Recently I interviewed the physicians, office staff, and a sample of patients from a specialty medical practice. The results were remarkable in the discrepancy presented between how physicians viewed their strengths and quality of service, and how office staff and patients did.
Specifically, the six physicians in the practice unanimously saw themselves as a community fixture, caring for two to three generations of people in the local area. They believed that they excelled based on their quality of care, communication, and personal attention to patients.
Patients had some different views. While pleased with the overall quality of care they received, they noted that:
– At least two physician are notoriously late for appointments, often causing patients to miss a few hours of work and have to reschedule. In this blue-collar community, missing work for a no-show appointment is costly and frustrating.
– Another physician almost never communicates to patients about test results in a timely manner. This keeps patients in a worried state while they wait to hear good or bad news.
– Patients and office staff complained about how hard it can be to reach their own physician for specific and important questions about procedures and medications.
– Patients complained about certain office procedures that caused them undue hassle and concern. These issues — like having to bring a complete medication list to each appointment — could easily have been avoided with a pamphlet answering common questions and concerns.
There are a few conclusions to draw from this case study:

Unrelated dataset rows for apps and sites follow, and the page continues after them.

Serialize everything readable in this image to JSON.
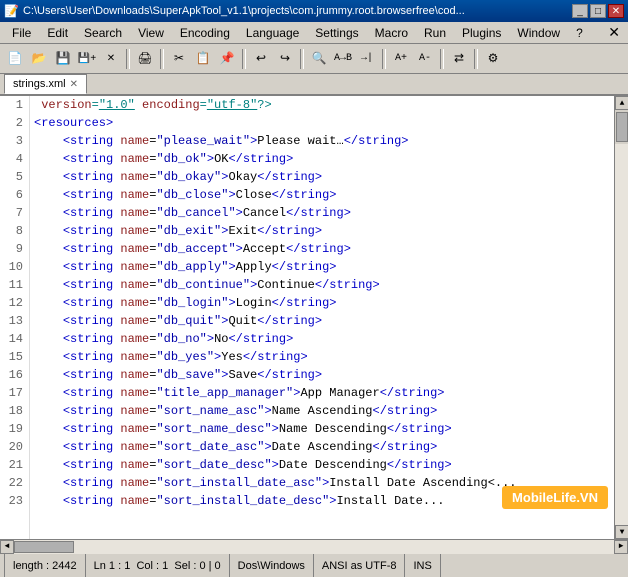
{
  "window": {
    "title": "C:\\Users\\User\\Downloads\\SuperApkTool_v1.1\\projects\\com.jrummy.root.browserfree\\cod...",
    "icon": "📄"
  },
  "menubar": {
    "items": [
      "File",
      "Edit",
      "Search",
      "View",
      "Encoding",
      "Language",
      "Settings",
      "Macro",
      "Run",
      "Plugins",
      "Window",
      "?"
    ],
    "close": "✕"
  },
  "tab": {
    "filename": "strings.xml",
    "close": "✕"
  },
  "lines": [
    {
      "num": "1",
      "content": "<?xml version=\"1.0\" encoding=\"utf-8\"?>"
    },
    {
      "num": "2",
      "content": "<resources>"
    },
    {
      "num": "3",
      "content": "    <string name=\"please_wait\">Please wait…</string>"
    },
    {
      "num": "4",
      "content": "    <string name=\"db_ok\">OK</string>"
    },
    {
      "num": "5",
      "content": "    <string name=\"db_okay\">Okay</string>"
    },
    {
      "num": "6",
      "content": "    <string name=\"db_close\">Close</string>"
    },
    {
      "num": "7",
      "content": "    <string name=\"db_cancel\">Cancel</string>"
    },
    {
      "num": "8",
      "content": "    <string name=\"db_exit\">Exit</string>"
    },
    {
      "num": "9",
      "content": "    <string name=\"db_accept\">Accept</string>"
    },
    {
      "num": "10",
      "content": "    <string name=\"db_apply\">Apply</string>"
    },
    {
      "num": "11",
      "content": "    <string name=\"db_continue\">Continue</string>"
    },
    {
      "num": "12",
      "content": "    <string name=\"db_login\">Login</string>"
    },
    {
      "num": "13",
      "content": "    <string name=\"db_quit\">Quit</string>"
    },
    {
      "num": "14",
      "content": "    <string name=\"db_no\">No</string>"
    },
    {
      "num": "15",
      "content": "    <string name=\"db_yes\">Yes</string>"
    },
    {
      "num": "16",
      "content": "    <string name=\"db_save\">Save</string>"
    },
    {
      "num": "17",
      "content": "    <string name=\"title_app_manager\">App Manager</string>"
    },
    {
      "num": "18",
      "content": "    <string name=\"sort_name_asc\">Name Ascending</string>"
    },
    {
      "num": "19",
      "content": "    <string name=\"sort_name_desc\">Name Descending</string>"
    },
    {
      "num": "20",
      "content": "    <string name=\"sort_date_asc\">Date Ascending</string>"
    },
    {
      "num": "21",
      "content": "    <string name=\"sort_date_desc\">Date Descending</string>"
    },
    {
      "num": "22",
      "content": "    <string name=\"sort_install_date_asc\">Install Date Ascending<..."
    },
    {
      "num": "23",
      "content": "    <string name=\"sort_install_date_desc\">Install Date..."
    }
  ],
  "status": {
    "length": "length : 2442",
    "position": "Ln 1 : 1",
    "col": "Col : 1",
    "sel": "Sel : 0 | 0",
    "encoding": "Dos\\Windows",
    "charset": "ANSI as UTF-8",
    "mode": "INS"
  },
  "watermark": "MobileLife.VN",
  "toolbar": {
    "buttons": [
      "new",
      "open",
      "save",
      "save-all",
      "close",
      "sep1",
      "print",
      "sep2",
      "cut",
      "copy",
      "paste",
      "sep3",
      "undo",
      "redo",
      "sep4",
      "find",
      "find-replace",
      "goto",
      "sep5",
      "zoom-in",
      "zoom-out",
      "sep6",
      "sync",
      "sep7",
      "settings"
    ]
  }
}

1. There is often a gap between your “intent” and your “impact.” You may intend to provide exceptional service, but how you do depends on the impact you have on your patients. It is a good idea to survey patients from time to time to see how you are really doing.
2. Every multi-physician practice should set clear performance standards about communicating test results, timeliness, and other factors — and be sure that all physicians are providing consistent service.

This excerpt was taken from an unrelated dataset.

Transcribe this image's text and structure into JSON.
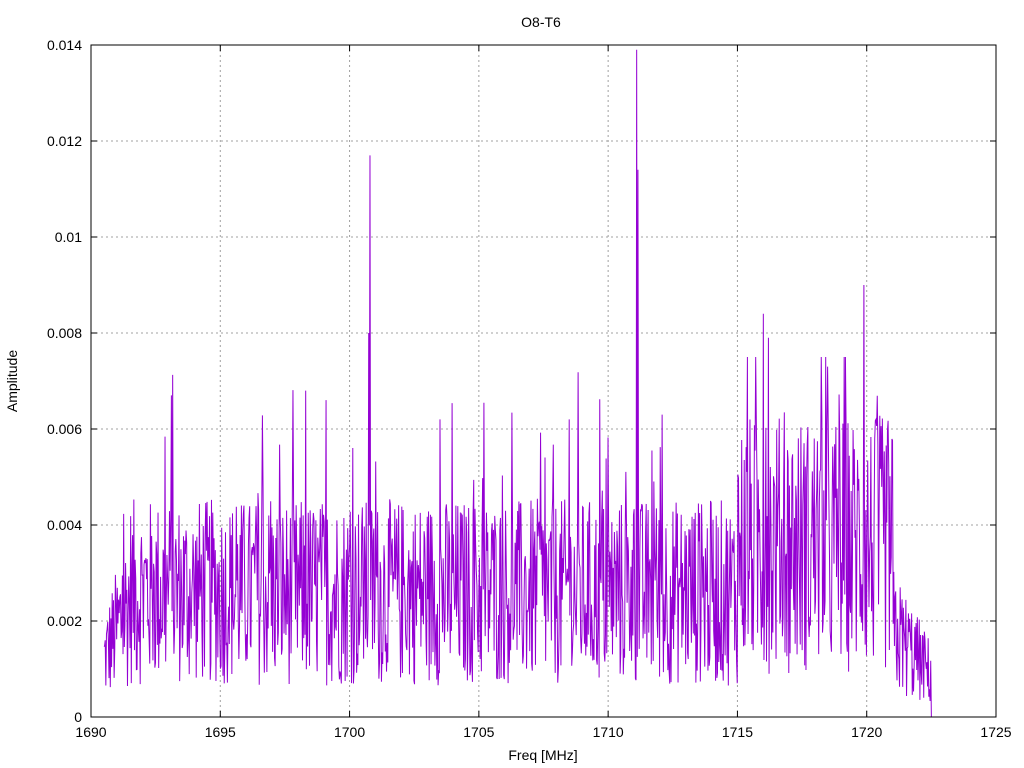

3. Communication comes up again and again in our work as an issue. Patients expect timely communication about both the big and the little things, from test results and their treatment plan to what they need to bring to office visits.
4. Be open to feedback without getting defensive. In today’s environment, it is probably impossible to make everyone happy. But good management demands understanding patient perceptions and continuously improving the consistency and quality of their experience. “Getting better” is of course the ultimate standard from the patient’s point of view, but patients still expect to be treated with respect, dignity, and professionalism throughout their episode. In our experience, some physicians refuse to acknowledge that they can do better — and this does not help their standing in the community.